About this exercise – Please copy out the lines in the entries that contain "vmdk".

Component data from apps and pages
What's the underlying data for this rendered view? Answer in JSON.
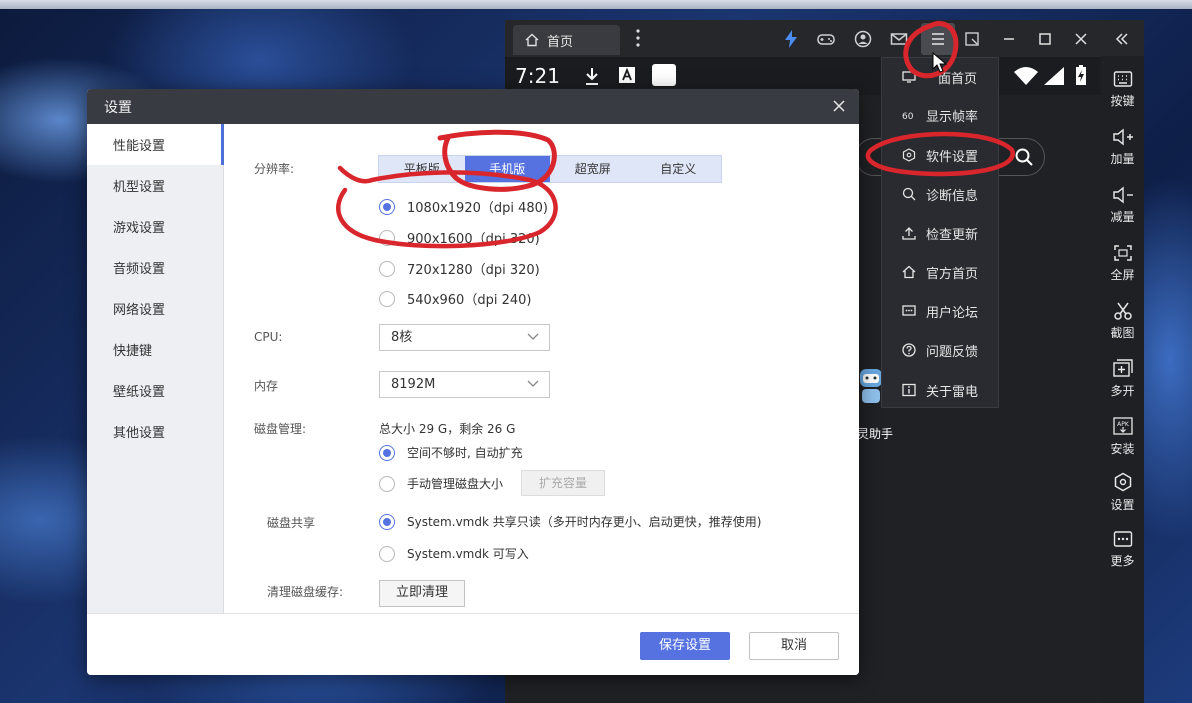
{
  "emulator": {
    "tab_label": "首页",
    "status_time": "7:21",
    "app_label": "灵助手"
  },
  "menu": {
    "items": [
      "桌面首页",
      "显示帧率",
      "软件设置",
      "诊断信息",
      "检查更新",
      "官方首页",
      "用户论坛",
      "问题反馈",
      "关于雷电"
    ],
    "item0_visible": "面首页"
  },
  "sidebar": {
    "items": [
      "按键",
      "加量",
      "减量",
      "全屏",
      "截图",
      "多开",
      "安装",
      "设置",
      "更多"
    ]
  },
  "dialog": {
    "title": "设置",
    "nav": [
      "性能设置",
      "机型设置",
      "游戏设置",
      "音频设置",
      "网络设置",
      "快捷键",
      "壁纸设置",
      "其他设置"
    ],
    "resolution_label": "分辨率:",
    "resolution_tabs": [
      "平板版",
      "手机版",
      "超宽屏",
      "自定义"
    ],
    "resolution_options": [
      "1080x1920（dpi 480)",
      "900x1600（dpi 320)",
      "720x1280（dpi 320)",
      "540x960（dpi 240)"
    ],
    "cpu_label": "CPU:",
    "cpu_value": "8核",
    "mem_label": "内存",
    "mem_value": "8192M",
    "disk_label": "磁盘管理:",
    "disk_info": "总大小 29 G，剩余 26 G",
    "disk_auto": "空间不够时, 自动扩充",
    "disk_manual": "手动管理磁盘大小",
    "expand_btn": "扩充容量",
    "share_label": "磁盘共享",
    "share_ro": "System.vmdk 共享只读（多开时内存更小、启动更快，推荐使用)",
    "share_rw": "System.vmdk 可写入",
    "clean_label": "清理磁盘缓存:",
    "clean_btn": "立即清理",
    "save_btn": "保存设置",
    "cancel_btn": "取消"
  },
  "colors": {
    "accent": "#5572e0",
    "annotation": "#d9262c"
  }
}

Solution for this exercise –
    "share_ro": "System.vmdk 共享只读（多开时内存更小、启动更快，推荐使用)",
    "share_rw": "System.vmdk 可写入",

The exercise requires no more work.